shelf hanging over the water collapses and throws up a wave
will likely wash you away.
The trail, loosely
defined, to the
top of the glacier.
We looked back at the
glacier had carved. You can see we have
climbed quite a
way above our starting point. Look closely and you can
that are people on the trail to the glacier face.
Turning toward the
glacier we could
see just what we had in store. In the center of the
you may be able to make out some people. That is where we are
going. When we got to the
glacier itself we
donned instep crampons for surer footing on the ice. Some places the guides
ice anchors and climbing ropes for an additional level of safety. The guide was helpful
and was ready
to talk about anything from the local geology to world politics.
We were fortunate to
find an ice cave
that was safe to enter.
We pointed out a rock
over our trail
that seemed about ready to fall. Our guide said he
thought it was

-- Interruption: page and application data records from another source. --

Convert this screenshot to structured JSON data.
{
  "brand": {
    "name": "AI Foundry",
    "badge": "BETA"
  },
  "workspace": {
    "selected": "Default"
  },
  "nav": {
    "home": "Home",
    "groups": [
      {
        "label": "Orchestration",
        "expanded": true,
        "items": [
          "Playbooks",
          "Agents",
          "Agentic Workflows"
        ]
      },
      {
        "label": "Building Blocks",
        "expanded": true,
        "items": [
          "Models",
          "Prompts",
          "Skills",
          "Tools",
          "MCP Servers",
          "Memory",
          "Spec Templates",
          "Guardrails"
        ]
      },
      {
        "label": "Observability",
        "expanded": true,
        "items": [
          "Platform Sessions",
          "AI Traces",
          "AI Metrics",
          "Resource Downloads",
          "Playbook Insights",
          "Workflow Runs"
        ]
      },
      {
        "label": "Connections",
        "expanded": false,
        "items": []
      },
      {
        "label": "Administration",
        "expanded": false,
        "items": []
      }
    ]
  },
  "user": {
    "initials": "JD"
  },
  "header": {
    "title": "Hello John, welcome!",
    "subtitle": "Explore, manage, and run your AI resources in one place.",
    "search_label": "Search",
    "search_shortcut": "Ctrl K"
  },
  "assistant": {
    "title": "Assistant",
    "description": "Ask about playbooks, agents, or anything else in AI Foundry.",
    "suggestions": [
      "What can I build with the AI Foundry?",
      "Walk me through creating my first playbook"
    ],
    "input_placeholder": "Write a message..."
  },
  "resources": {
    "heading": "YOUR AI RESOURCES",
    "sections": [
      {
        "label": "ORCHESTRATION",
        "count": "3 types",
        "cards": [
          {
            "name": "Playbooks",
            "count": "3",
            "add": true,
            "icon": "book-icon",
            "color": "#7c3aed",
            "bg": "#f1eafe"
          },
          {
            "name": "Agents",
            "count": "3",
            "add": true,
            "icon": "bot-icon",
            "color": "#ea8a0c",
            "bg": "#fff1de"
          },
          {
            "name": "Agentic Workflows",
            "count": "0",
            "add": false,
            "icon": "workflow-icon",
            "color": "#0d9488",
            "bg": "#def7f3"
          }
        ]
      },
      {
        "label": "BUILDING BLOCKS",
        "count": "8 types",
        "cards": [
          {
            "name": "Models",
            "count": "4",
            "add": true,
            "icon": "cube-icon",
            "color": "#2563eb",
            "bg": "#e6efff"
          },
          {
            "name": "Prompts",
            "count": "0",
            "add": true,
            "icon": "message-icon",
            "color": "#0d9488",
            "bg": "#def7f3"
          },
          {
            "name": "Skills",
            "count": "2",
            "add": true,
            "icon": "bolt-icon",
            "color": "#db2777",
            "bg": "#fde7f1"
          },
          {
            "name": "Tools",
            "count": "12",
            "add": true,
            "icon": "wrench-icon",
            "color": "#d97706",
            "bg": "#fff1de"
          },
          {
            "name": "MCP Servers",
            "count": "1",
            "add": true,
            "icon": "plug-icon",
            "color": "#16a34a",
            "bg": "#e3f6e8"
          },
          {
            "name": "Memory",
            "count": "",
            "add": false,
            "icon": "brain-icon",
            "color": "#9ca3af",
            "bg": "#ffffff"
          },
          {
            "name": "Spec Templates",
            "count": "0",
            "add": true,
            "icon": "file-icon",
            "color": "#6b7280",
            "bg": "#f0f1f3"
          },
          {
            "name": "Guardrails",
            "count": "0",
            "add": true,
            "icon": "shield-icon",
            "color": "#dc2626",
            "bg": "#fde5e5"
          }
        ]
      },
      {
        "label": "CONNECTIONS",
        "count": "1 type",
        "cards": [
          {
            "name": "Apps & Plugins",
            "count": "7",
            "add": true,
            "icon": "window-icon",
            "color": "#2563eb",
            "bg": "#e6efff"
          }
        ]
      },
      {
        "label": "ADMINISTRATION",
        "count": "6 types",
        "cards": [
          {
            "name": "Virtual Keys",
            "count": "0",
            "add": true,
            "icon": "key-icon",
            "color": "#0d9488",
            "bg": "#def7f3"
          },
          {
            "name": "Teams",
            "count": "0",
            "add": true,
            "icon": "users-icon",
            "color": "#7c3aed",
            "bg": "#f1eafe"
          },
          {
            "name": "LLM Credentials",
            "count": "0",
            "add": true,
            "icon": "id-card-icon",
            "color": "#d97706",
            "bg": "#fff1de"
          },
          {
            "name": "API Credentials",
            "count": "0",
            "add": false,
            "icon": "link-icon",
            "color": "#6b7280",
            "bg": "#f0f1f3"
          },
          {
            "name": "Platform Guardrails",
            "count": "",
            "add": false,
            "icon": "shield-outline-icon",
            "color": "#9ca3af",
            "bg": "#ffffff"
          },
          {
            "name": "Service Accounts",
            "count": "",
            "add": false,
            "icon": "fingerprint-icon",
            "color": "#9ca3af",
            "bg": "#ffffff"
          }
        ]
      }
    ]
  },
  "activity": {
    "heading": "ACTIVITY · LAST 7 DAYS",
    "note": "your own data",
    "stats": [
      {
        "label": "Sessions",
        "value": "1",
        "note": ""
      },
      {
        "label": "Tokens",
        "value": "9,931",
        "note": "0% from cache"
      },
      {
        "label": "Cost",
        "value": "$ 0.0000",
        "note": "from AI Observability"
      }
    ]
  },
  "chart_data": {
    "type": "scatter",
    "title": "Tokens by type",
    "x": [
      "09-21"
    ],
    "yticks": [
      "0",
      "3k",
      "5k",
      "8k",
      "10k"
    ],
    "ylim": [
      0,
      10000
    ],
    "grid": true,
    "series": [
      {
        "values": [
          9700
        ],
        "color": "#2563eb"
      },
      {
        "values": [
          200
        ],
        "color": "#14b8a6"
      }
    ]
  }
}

secure but climbed up to test it with his ice ax. It came tumbling down
effort on his part. A room size rock, a hole
stream of water disappeared, and crags and crevices. Some views of the valley
from out on
A couple of shots from
We stopped at the
where we went into a room that simulated the incredibly cold and windy
environment there. Fossils collected in
indicate that it was once much warmer.
Penguins were being fed
learned about some of the many different ones from around the world.
At the time of our visit
we had not
yet planned our trip to Antarctica that we took only a couple of months
here to see
some pictures from